Most days we asked ourselves, ‘Shall we move on tomorrow?’ and each morning we decided to stay ‘just another day’. In the end, we stayed a week. We loved the town, the river, the views, the warm afternoons in the sun, the company and the rest but eventually, we had to move so that we could find someone who could replace our wastewater tap. We felt sad as we drove away, over the high bridges that looked over the river, giving us a tantalising sight of the motorhomes still parked up, small groups of fellow travellers chatting in the sunshine discussing what they would do with their day. We chose to drive south on a Sunday so that we could turn up bright and early at Campilusa Motorhomes near Coimbra on Monday morning where another adventure awaited us.
After leaving France we returned to the tedious business of using toll roads in Spain the ordinary way, taking a ticket as you enter and putting your ticket and money into the machine when you leave. Most of the time it is quite a simple process and we are happy to take a fast road now and again and pay the small toll to get us to our destination in good time. Some motorhomers never use toll roads, seeing them as a waste of money. We make the decision based on the state of alternative roads and the estimated time saving if we want to get to a place in time to explore before dark. Entering a toll station not long before leaving Spain and entering Portugal we had a surreal experience. As we approached the machine that takes your ticket and money we saw that it was at car height and that there was no higher up slot for taller vehicles. Signs everywhere tell you not to get out of your vehicle but we could see that there was no chance of me reaching the slot from the high position of the van seats. As we approached we watched in amazement as the machine began to rise up. Just as we began to say “Isn’t that clever?” we watched helplessly as it kept on its upward trajectory about two metres higher than our van window. We had no idea what to do – obviously, the machine had decided that we were a massive truck and raised the machine to the appropriate height whereas we are somewhere in the middle between the two. Suddenly a loud and grumpy Spanish voice came over the intercom “Put in ticket!” I shouted back “It’s too high!”. The ‘voice’ obviously only knew three words in English and shouted again “Put in ticket!” and I only know how to order a beer in Spanish so I had to answer back in English “It’s too high!”. A small queue had formed behind us that was getting longer by the minute and we were completely stuck. Eventually a man appeared, got into the booth and somehow managed to get the machine down to its correct height so that we could pay and leave. We don’t know if we were charged the right amount for a leisure vehicle or if we paid for a truck – we just left the scene as quickly as possible.
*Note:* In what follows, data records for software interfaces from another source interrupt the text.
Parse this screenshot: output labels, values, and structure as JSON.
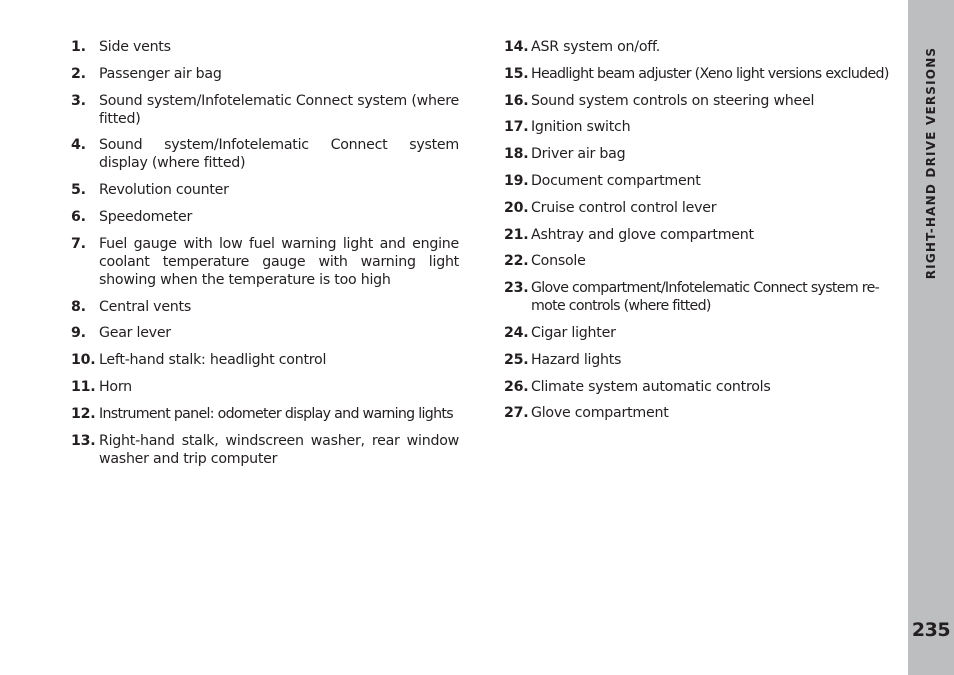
{
  "left_items": [
    {
      "num": "1.",
      "text": "Side vents"
    },
    {
      "num": "2.",
      "text": "Passenger air bag"
    },
    {
      "num": "3.",
      "text": "Sound system/Infotelematic Connect system (where fitted)"
    },
    {
      "num": "4.",
      "text": "Sound system/Infotelematic Connect system display (where fitted)"
    },
    {
      "num": "5.",
      "text": "Revolution counter"
    },
    {
      "num": "6.",
      "text": "Speedometer"
    },
    {
      "num": "7.",
      "text": "Fuel gauge with low fuel warning light and engine coolant temperature gauge with warning light showing when the temperature is too high"
    },
    {
      "num": "8.",
      "text": "Central vents"
    },
    {
      "num": "9.",
      "text": "Gear lever"
    },
    {
      "num": "10.",
      "text": "Left-hand stalk: headlight control"
    },
    {
      "num": "11.",
      "text": "Horn"
    },
    {
      "num": "12.",
      "text": "Instrument panel: odometer display and warning lights"
    },
    {
      "num": "13.",
      "text": "Right-hand stalk, windscreen washer, rear window washer and trip computer"
    }
  ],
  "right_items": [
    {
      "num": "14.",
      "text": "ASR system on/off."
    },
    {
      "num": "15.",
      "text": "Headlight beam adjuster (Xeno light versions excluded)"
    },
    {
      "num": "16.",
      "text": "Sound system controls on steering wheel"
    },
    {
      "num": "17.",
      "text": "Ignition switch"
    },
    {
      "num": "18.",
      "text": "Driver air bag"
    },
    {
      "num": "19.",
      "text": "Document compartment"
    },
    {
      "num": "20.",
      "text": "Cruise control control lever"
    },
    {
      "num": "21.",
      "text": "Ashtray and glove compartment"
    },
    {
      "num": "22.",
      "text": "Console"
    },
    {
      "num": "23.",
      "text": "Glove compartment/Infotelematic Connect system re-mote controls (where fitted)"
    },
    {
      "num": "24.",
      "text": "Cigar lighter"
    },
    {
      "num": "25.",
      "text": "Hazard lights"
    },
    {
      "num": "26.",
      "text": "Climate system automatic controls"
    },
    {
      "num": "27.",
      "text": "Glove compartment"
    }
  ],
  "sidebar": {
    "section_label": "RIGHT-HAND DRIVE VERSIONS",
    "page_number": "235"
  },
  "colors": {
    "text": "#231f20",
    "sidebar_bg": "#bdbec0",
    "page_bg": "#ffffff"
  }
}
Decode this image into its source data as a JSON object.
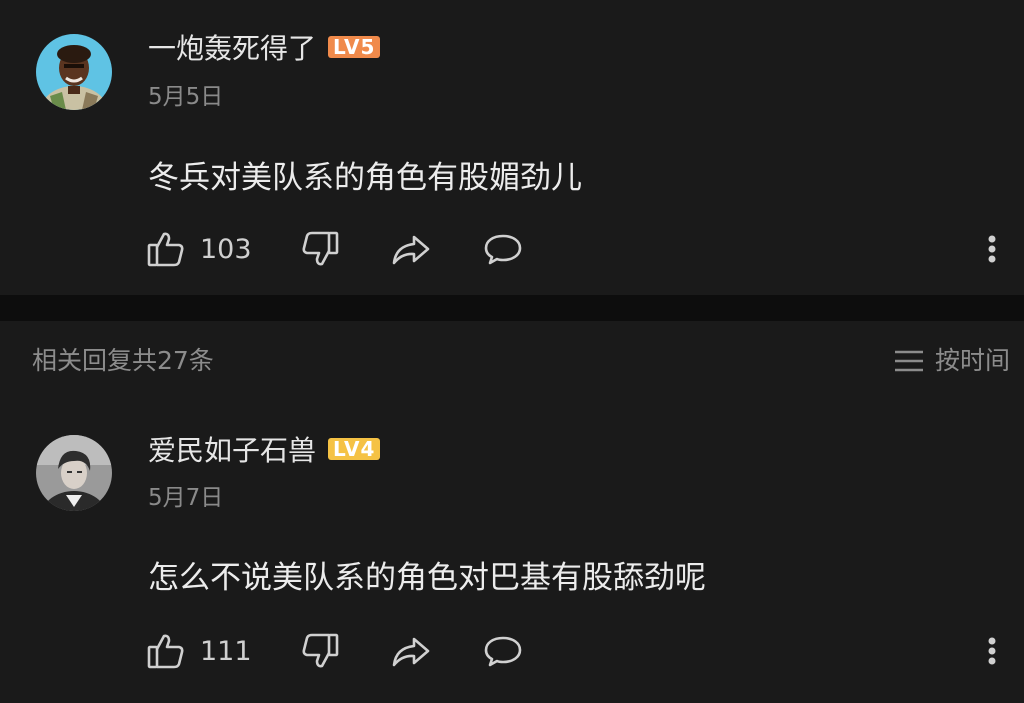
{
  "comments": [
    {
      "username": "一炮轰死得了",
      "level": "LV5",
      "date": "5月5日",
      "text": "冬兵对美队系的角色有股媚劲儿",
      "likes": "103"
    },
    {
      "username": "爱民如子石兽",
      "level": "LV4",
      "date": "5月7日",
      "text": "怎么不说美队系的角色对巴基有股舔劲呢",
      "likes": "111"
    }
  ],
  "replies": {
    "count_label": "相关回复共27条",
    "sort_label": "按时间"
  },
  "icons": {
    "like": "thumbs-up-icon",
    "dislike": "thumbs-down-icon",
    "share": "share-arrow-icon",
    "reply": "speech-bubble-icon",
    "more": "vertical-dots-icon",
    "sort": "hamburger-lines-icon"
  },
  "colors": {
    "background": "#1a1a1a",
    "divider": "#0d0d0d",
    "lv5_badge": "#f08a4b",
    "lv4_badge": "#f5c244",
    "muted_text": "#8c8c8c"
  }
}
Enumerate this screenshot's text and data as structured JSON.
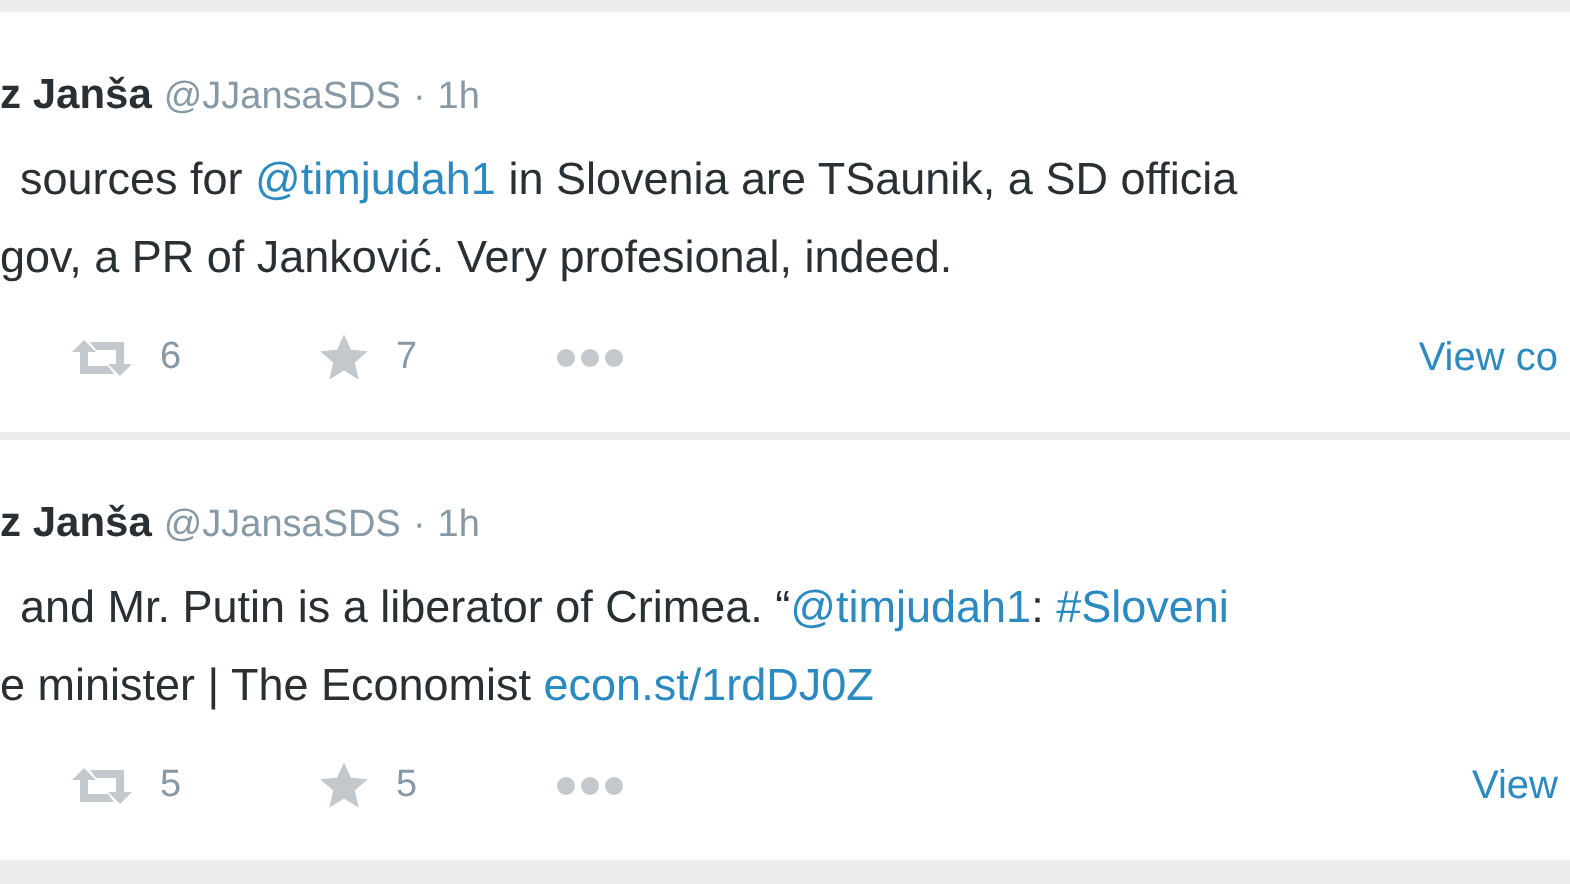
{
  "tweets": [
    {
      "author": "z Janša",
      "handle": "@JJansaSDS",
      "separator": "·",
      "time": "1h",
      "lines": [
        [
          {
            "kind": "text",
            "text": "sources for "
          },
          {
            "kind": "mention",
            "text": "@timjudah1"
          },
          {
            "kind": "text",
            "text": " in Slovenia are TSaunik, a SD officia"
          }
        ],
        [
          {
            "kind": "text",
            "text": "gov, a PR of Janković. Very profesional, indeed."
          }
        ]
      ],
      "retweets": "6",
      "favorites": "7",
      "view_link": "View co"
    },
    {
      "author": "z Janša",
      "handle": "@JJansaSDS",
      "separator": "·",
      "time": "1h",
      "lines": [
        [
          {
            "kind": "text",
            "text": "and Mr. Putin is a liberator of Crimea. “"
          },
          {
            "kind": "mention",
            "text": "@timjudah1"
          },
          {
            "kind": "text",
            "text": ": "
          },
          {
            "kind": "hashtag",
            "text": "#Sloveni"
          }
        ],
        [
          {
            "kind": "text",
            "text": "e minister | The Economist "
          },
          {
            "kind": "link",
            "text": "econ.st/1rdDJ0Z"
          }
        ]
      ],
      "retweets": "5",
      "favorites": "5",
      "view_link": "View"
    }
  ]
}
Entering Portugal we remembered that Portuguese tolls are even more complicated as they operate on an electronic system where a camera takes a photo of your registration number. Some of the entries into Portugal from Spain have a special system for visitors called Easytoll, to register their credit card with their vehicle registration so that payment can be taken automatically. If you don’t find one of these machines, you have to go to the post office and buy toll cards that can be used to pay online. We were in Braganca on a weekend and the post office was closed so we ended up driving through Portugal on Sunday, on the motorway, without paying for our tolls. The next morning, in Peso de Regua, we went into the Post Office to ask for advice about the motorway tolls and buy a prepaid toll card. We bought four 5€ cards because the post office didn’t have any higher value cards available and the pleasant man behind the counter advised us to activate one of the cards immediately as we had 24 hours to pay the tolls after being photographed on the electronic gantries. We rushed back to the van, followed the ridiculously complicated instructions to activate one of the cards by SMS and instantly received a message back to say that we had 5€ in credit. A week has now passed by and we have driven on more motorways so I checked to see whether we needed to activate another card. Apparently we still have 5€ credit. So much for that then.